Jim Hillibish: Hot pepper sauces are ‘da’ bomb’
Once upon a time, there was Tabasco and Louisiana. Those were kinder, gentler times in the universe of hot-pepper sauces.
These memories rapidly are morphing into today’s tongue-numbing hell of boutique hot sauces.
You once encountered them at the tourist traps. Now walls of scorching liquid fire with attractive labels such as “Mother Pucker” and “Dat’l Do It” have invaded our grocery stores.
As usual, YouTube is powering the explosion with its Stupid Human Tricks. You’ve seen them, bald guys chugging bottles of hot sauce for a video freak-out. What you don’t see is the emergency room pumping stomachs.
But still, we have hard evidence that hot sauce is a phenom. Consider the popularity of Sriracha pepper sauce. Thrill-seekers, including kids, carry it around in backpacks to pep up a Big Mac or a pizza slice.
I find it hard to discern differences. All of them are peppery and spicy, creating a firestorm on my tongue that masks any subtle flavor variations. I have a notion that some of these specialty numbers are repackaged generic blends with a few twists of black pepper or some garlic powder mixed in. Then again, the most expensive bottles, the habaneros, perhaps are made from scratch.
One thing I have noticed: The milder the name, the more serious the sauce. So much for “Rat Sex Date.”
All of that is moot because it’s not flavor they’re selling — it’s heat. There’s tremendous competition here, but Consumer Reports has yet to run the claims through the test lab. I have six different bottles guaranteeing they are the hottest in the universe.
Beware of the recipes on many labels. My bottle of “Kick Yo’ Ass Hot” requires four of its five ounces for an “Ass Kickin’ cheese log. Serve with more sauce on top for an Ass Kickin’ snack.” Then call 911.
This is not just an American phenom. Europe is wading in hot sauces. England is home of “Far Too Hotter.” A half ounce is — yikes — 29 bucks. It comes with an eyedropper and a claim, “1,200 times hotter than Tabasco.” The French offer a milder Dea Harissa, so rich it comes in tubes.
As profit margins climb, perhaps you’re tempted to invent your own sauce. The hardest part is finding a name. I like “Chile Today-Hot Tamale.” How about “Pro Football Hall of Fame Intestinal Hemorrhage Devil Red.” That might be cool enough to be hot.
For those of you who can stand the heat, here are some real hot sauces recommended by my pepperhead friends who actually eat the stuff. They assured me they make no videos.
HOMEMADE PEPPER RED
• 1 1/2 cups vinegar
• 6 chile peppers (at least one cayenne), minced

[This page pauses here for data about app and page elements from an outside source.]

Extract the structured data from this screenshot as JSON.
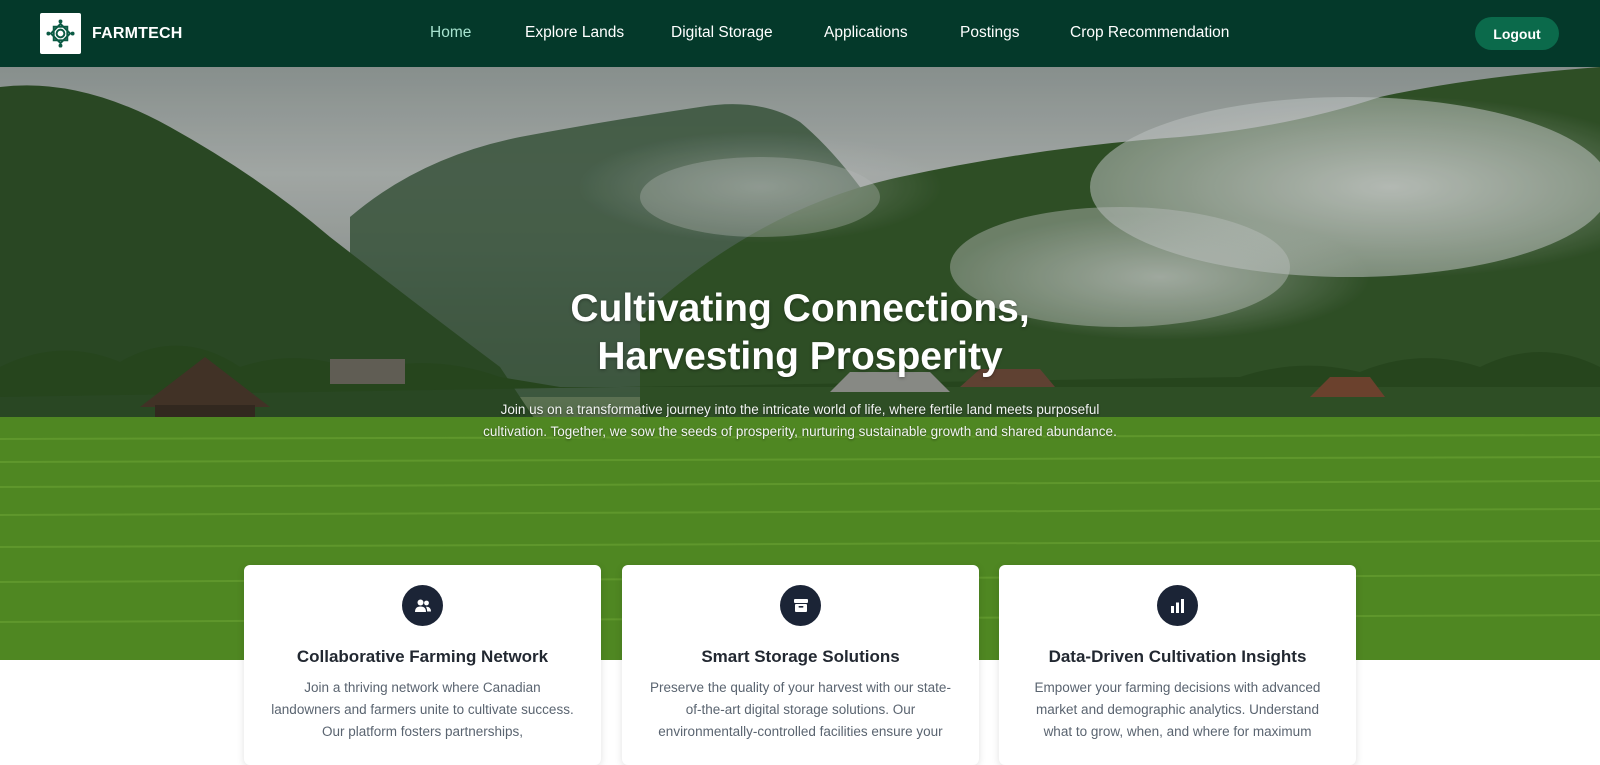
{
  "brand": {
    "name": "FARMTECH",
    "logo_icon": "lotus-knot-icon"
  },
  "nav": {
    "items": [
      {
        "label": "Home",
        "active": true
      },
      {
        "label": "Explore Lands",
        "active": false
      },
      {
        "label": "Digital Storage",
        "active": false
      },
      {
        "label": "Applications",
        "active": false
      },
      {
        "label": "Postings",
        "active": false
      },
      {
        "label": "Crop Recommendation",
        "active": false
      }
    ],
    "logout_label": "Logout"
  },
  "hero": {
    "title_line1": "Cultivating Connections,",
    "title_line2": "Harvesting Prosperity",
    "subtitle": "Join us on a transformative journey into the intricate world of life, where fertile land meets purposeful cultivation. Together, we sow the seeds of prosperity, nurturing sustainable growth and shared abundance."
  },
  "cards": [
    {
      "icon": "users-icon",
      "title": "Collaborative Farming Network",
      "text": "Join a thriving network where Canadian landowners and farmers unite to cultivate success. Our platform fosters partnerships,"
    },
    {
      "icon": "archive-box-icon",
      "title": "Smart Storage Solutions",
      "text": "Preserve the quality of your harvest with our state-of-the-art digital storage solutions. Our environmentally-controlled facilities ensure your"
    },
    {
      "icon": "bar-chart-icon",
      "title": "Data-Driven Cultivation Insights",
      "text": "Empower your farming decisions with advanced market and demographic analytics. Understand what to grow, when, and where for maximum"
    }
  ],
  "colors": {
    "nav_bg": "#04392a",
    "logout_bg": "#0b6a4b",
    "active_link": "#a7e3cf",
    "card_icon_bg": "#1b2436"
  }
}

• 6 ounces tomato paste
• 1 T minced garlic
• 1 t black pepper
• 1 t lime juice
Sauté peppers and garlic in about a tablespoon of olive oil. Stir in the tomato paste and half the vinegar. Bring to boil and add the rest. Puree in blender with a dash of water and strain. If you use habanero peppers, reduce the vinegar by a third. Canned chipotle peppers work well for a smoky flavor.
Store in jar in refrigerator.
Da’Bomb’s 1.5 million Scoville heat units: The only sauce coming with a warning: Do not eat straight out of the jar. “I took the lid off and had to put it back on.” $32 for two ounces.
Dave’s Ghost Pepper Naga Jokia: The Naga is one of the hottest peppers on earth, “makes a great industrial cleaner and grease remover.” $6 for five ounces.
Melinda’s Original Habanero Pepper Sauce: Heavy on the carrots, thick, hot. “It reminds me of napalm.” $7 for 5 ounces.
Huy Fong Sriracha: The original, fermented, made from chilies, in a squeeze bottle. “It smells up a neighborhood in L.A.” A steal at $6.49 for 17 ounces.
The Cajun Injector: Six varieties of new Louisiana Hot Sauce in three-ounce bottles. “Just when you like one, it’s empty.” $13.90.
Pain is Good Jalapeno Pepper Sauce: Micro-batch, strong on jalapeno flavor. “Pain is never good, period.” $11.95 for 7 ounces.
Marie Sharp’s Fiery Hot Sauce: A habanero heater with lime juice, carrots and garlic. “Never eat it on date night.” $12.25 for 10 ounces.
Reach Jim at email@example.com.